For the listing below, count the lines that contain "this" and report only the number.

+ + + +

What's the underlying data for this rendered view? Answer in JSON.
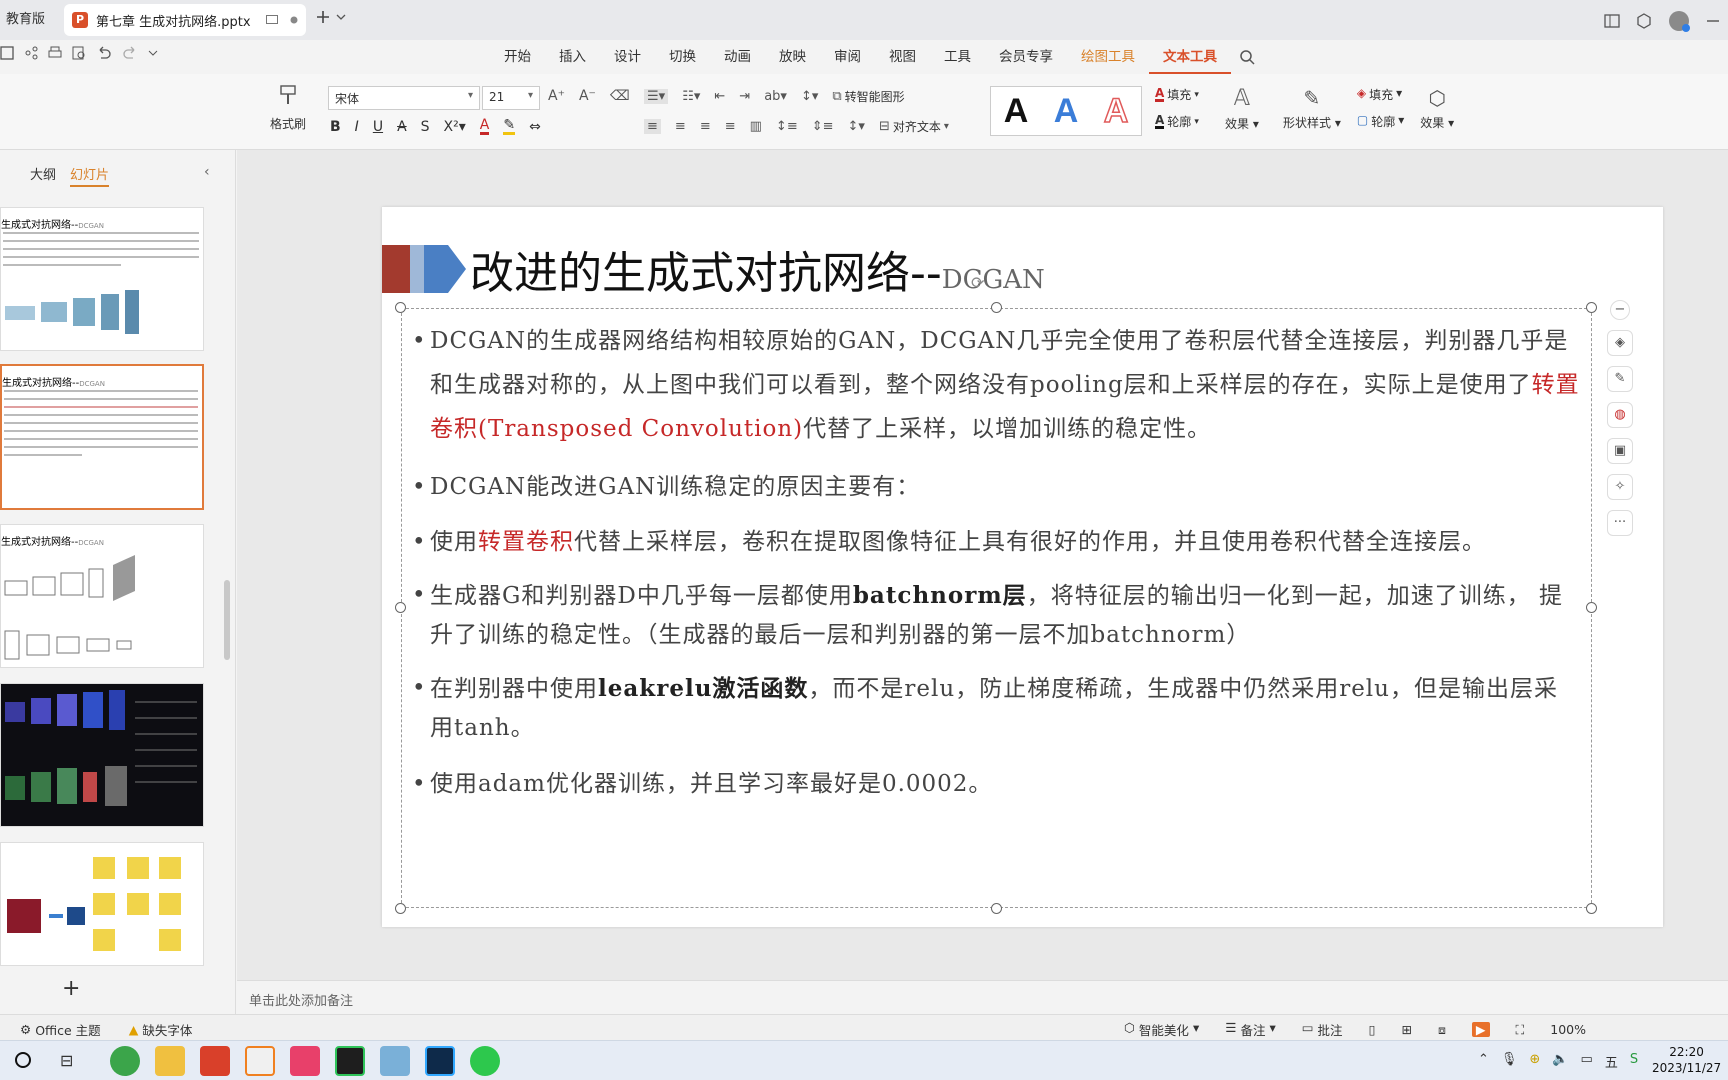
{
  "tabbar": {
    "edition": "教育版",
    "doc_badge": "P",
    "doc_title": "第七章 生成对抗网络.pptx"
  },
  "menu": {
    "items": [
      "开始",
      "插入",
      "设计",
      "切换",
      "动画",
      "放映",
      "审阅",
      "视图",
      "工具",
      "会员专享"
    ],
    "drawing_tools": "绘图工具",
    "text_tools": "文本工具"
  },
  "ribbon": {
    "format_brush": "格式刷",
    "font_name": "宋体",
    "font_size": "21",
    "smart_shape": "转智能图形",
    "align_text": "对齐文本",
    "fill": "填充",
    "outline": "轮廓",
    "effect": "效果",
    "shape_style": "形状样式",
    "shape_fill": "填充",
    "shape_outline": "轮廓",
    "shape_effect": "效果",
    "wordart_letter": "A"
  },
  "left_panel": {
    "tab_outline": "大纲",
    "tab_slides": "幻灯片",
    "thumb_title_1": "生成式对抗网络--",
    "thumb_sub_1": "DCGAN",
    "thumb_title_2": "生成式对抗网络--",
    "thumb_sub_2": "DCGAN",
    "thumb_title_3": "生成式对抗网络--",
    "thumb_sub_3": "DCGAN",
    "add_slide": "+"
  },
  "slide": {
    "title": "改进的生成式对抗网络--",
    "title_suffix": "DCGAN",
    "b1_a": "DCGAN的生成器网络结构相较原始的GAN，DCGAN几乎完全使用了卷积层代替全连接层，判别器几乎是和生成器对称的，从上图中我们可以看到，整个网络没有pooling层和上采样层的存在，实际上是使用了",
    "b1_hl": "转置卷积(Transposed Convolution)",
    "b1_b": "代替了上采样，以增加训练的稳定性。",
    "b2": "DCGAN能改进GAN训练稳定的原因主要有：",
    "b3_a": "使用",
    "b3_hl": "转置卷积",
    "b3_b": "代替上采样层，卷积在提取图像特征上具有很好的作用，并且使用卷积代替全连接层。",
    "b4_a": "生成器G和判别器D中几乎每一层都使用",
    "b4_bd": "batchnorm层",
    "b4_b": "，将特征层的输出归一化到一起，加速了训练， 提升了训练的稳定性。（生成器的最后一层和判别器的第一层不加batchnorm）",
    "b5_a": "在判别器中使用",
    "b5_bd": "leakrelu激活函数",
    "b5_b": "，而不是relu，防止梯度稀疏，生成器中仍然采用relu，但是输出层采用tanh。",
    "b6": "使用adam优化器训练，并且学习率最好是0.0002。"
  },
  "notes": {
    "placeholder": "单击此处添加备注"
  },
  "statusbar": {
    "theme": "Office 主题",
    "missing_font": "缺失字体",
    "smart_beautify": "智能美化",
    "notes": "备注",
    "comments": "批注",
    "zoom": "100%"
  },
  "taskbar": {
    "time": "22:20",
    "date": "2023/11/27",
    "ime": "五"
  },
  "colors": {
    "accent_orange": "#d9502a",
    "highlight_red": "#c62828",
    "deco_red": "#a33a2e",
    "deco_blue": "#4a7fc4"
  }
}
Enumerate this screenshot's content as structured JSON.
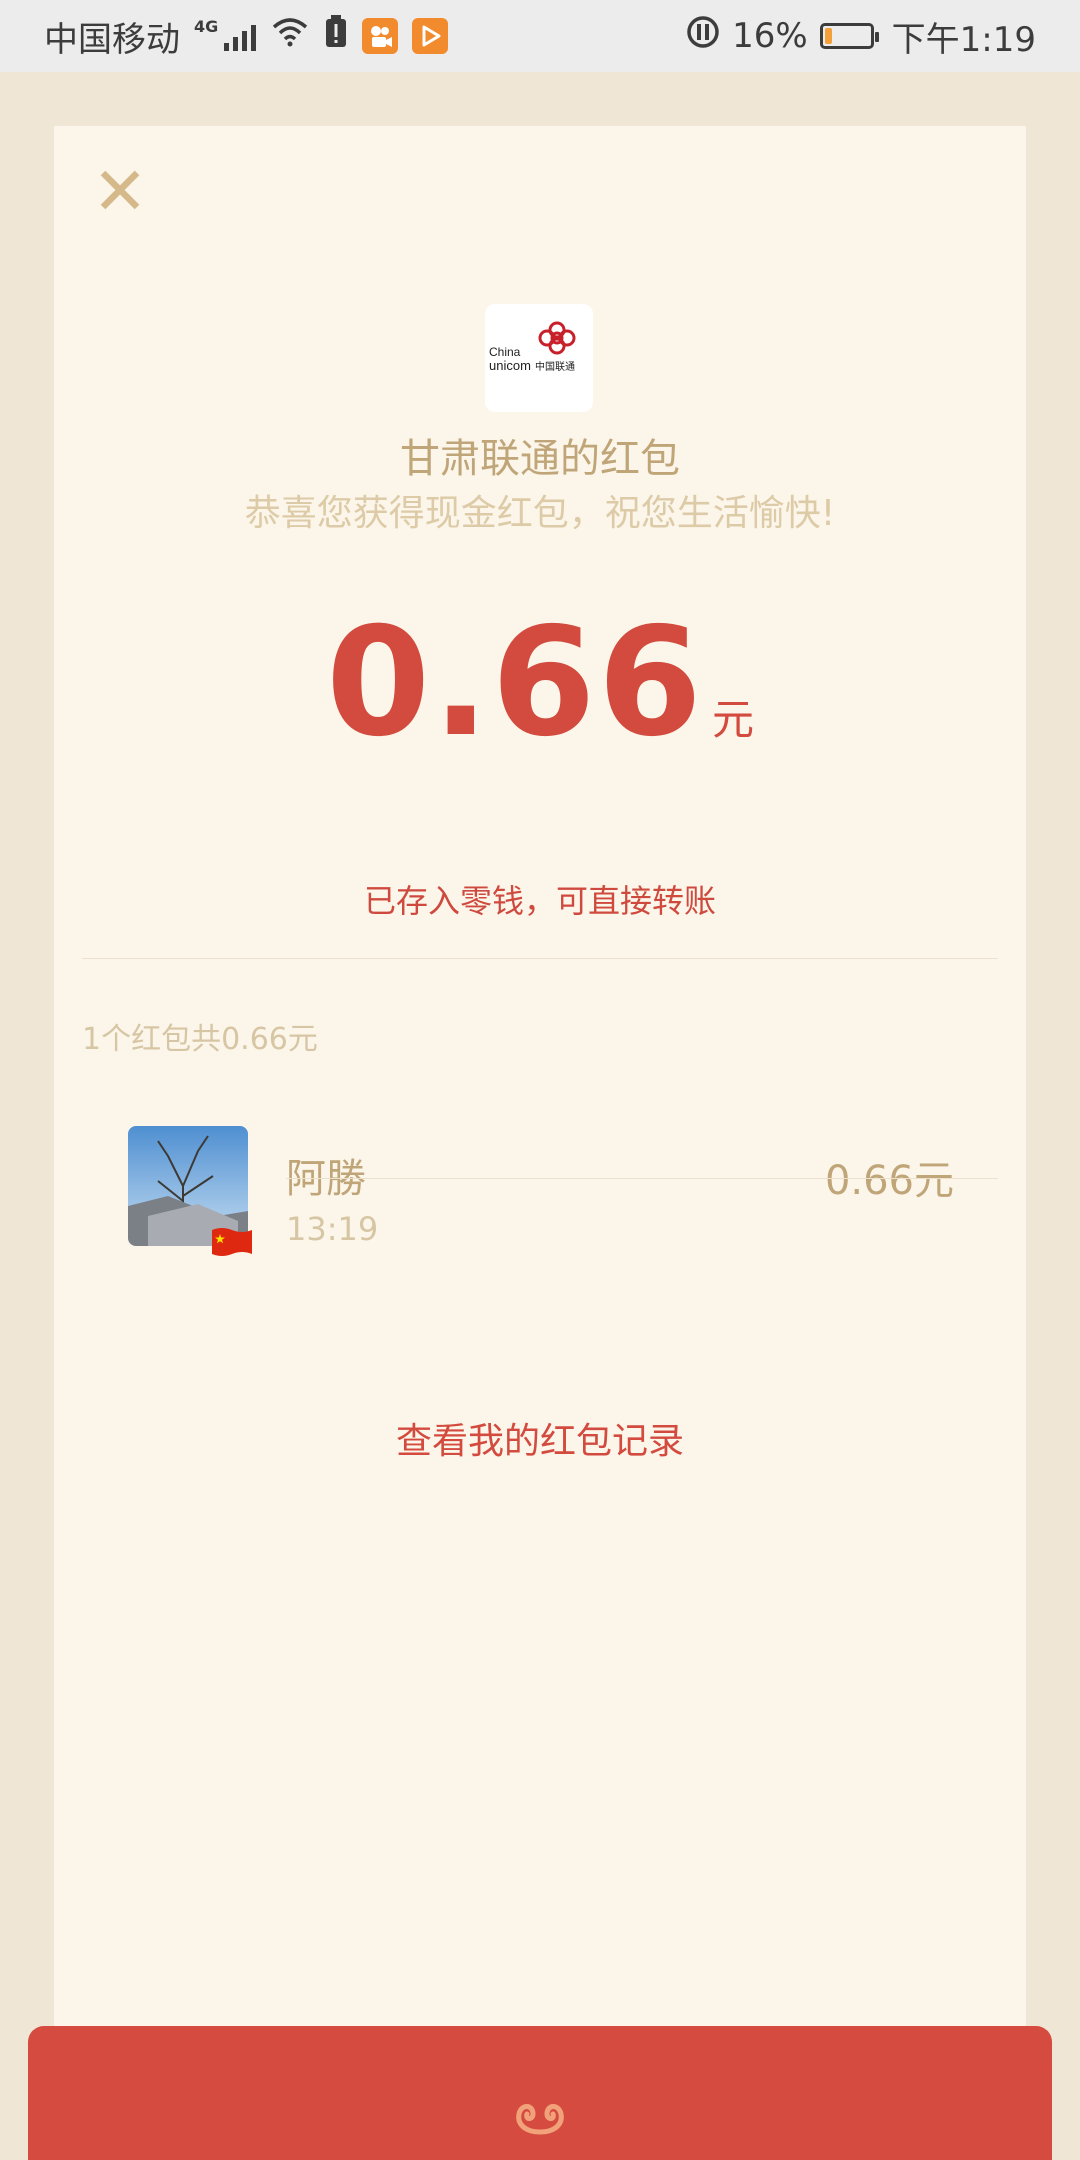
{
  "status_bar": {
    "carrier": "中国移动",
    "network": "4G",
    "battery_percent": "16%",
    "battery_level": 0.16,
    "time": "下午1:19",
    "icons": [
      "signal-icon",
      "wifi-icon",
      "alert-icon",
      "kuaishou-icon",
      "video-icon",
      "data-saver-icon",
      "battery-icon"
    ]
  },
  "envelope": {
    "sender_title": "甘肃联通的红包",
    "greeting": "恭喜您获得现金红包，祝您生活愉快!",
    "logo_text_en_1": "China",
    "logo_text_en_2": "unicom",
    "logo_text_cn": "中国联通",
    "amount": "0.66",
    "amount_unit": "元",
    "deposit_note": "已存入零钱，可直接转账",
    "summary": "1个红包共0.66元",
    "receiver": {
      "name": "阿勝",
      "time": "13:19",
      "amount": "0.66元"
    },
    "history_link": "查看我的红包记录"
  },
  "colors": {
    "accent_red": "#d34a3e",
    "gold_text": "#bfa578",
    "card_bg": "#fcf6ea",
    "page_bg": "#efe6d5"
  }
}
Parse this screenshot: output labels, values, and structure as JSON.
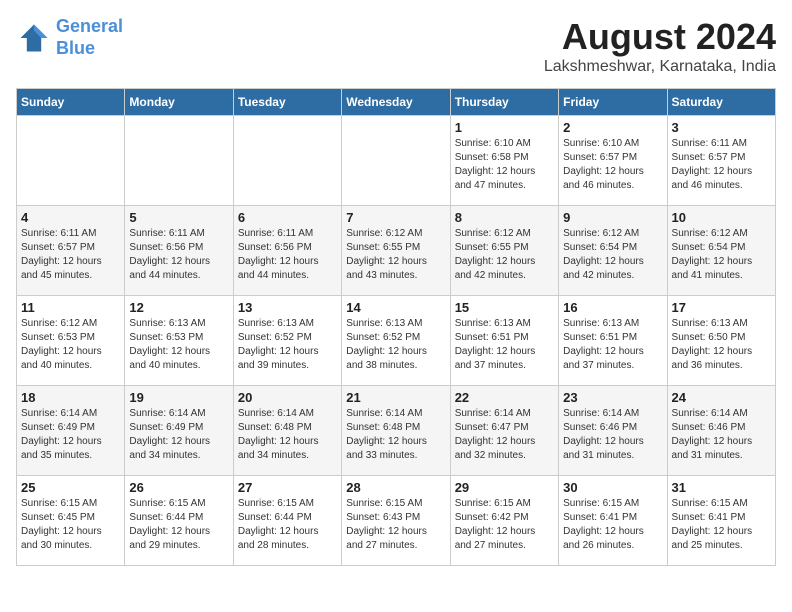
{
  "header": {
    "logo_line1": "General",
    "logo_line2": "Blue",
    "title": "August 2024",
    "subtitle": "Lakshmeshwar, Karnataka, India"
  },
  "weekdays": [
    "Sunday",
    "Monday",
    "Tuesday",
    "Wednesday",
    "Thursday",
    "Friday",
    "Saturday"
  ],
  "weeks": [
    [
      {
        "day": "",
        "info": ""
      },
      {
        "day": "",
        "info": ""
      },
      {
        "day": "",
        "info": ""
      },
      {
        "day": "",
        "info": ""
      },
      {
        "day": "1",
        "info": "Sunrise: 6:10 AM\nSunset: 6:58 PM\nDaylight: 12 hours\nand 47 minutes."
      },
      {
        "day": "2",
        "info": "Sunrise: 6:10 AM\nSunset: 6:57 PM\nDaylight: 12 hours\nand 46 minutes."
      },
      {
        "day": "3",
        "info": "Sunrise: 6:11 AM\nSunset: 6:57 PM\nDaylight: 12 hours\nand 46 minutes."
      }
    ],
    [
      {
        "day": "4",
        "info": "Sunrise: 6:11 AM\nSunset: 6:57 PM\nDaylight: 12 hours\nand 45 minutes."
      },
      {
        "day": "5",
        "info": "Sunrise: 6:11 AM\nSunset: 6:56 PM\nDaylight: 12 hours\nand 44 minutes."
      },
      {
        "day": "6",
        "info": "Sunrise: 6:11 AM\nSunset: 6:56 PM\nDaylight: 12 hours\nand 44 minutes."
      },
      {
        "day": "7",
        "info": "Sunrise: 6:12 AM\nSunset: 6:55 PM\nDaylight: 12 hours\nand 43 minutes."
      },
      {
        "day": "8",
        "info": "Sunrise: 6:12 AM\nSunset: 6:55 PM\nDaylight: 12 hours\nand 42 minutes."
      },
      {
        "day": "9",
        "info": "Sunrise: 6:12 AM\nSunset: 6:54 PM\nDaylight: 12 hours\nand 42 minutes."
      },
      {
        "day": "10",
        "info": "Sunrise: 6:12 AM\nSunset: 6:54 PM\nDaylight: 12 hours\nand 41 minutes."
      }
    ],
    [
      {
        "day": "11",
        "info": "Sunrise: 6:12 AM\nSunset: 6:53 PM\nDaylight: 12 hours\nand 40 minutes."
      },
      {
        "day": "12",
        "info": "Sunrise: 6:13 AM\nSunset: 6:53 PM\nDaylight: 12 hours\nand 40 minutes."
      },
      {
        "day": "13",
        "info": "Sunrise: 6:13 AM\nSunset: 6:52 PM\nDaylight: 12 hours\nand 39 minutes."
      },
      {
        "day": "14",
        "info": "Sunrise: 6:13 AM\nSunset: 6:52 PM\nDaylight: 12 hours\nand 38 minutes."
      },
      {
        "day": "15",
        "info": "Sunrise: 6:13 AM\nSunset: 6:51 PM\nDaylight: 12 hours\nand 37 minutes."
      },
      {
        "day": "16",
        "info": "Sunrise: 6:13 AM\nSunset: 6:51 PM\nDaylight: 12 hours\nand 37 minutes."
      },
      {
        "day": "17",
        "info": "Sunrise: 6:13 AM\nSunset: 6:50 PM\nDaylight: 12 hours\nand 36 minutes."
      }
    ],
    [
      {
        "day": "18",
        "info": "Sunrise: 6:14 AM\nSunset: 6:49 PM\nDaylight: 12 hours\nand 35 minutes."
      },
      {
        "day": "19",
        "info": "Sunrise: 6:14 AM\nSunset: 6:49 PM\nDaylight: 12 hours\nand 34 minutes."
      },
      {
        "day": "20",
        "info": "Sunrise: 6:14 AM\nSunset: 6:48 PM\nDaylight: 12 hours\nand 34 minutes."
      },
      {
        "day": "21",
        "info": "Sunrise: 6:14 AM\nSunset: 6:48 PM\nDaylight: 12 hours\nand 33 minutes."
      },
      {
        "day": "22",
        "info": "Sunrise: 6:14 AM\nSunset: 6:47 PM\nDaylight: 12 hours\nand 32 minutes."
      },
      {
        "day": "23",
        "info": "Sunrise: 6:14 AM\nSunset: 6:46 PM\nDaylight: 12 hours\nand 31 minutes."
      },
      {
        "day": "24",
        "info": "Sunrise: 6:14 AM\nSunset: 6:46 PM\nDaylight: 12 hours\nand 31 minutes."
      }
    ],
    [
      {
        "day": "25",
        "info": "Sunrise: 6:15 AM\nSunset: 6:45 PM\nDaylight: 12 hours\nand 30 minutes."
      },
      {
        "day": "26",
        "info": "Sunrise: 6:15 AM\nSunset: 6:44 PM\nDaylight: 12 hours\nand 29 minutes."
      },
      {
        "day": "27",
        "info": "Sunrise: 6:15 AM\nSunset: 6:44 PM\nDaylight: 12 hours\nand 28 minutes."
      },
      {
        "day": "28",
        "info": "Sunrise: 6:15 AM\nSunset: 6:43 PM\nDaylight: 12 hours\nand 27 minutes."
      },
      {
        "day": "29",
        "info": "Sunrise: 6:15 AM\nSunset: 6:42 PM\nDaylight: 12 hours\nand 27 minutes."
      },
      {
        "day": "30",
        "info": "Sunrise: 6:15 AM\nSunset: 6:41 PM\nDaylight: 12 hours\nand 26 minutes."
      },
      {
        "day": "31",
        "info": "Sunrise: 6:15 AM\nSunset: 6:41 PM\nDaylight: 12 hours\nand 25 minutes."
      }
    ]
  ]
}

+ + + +

◆ Solution to the exercise
3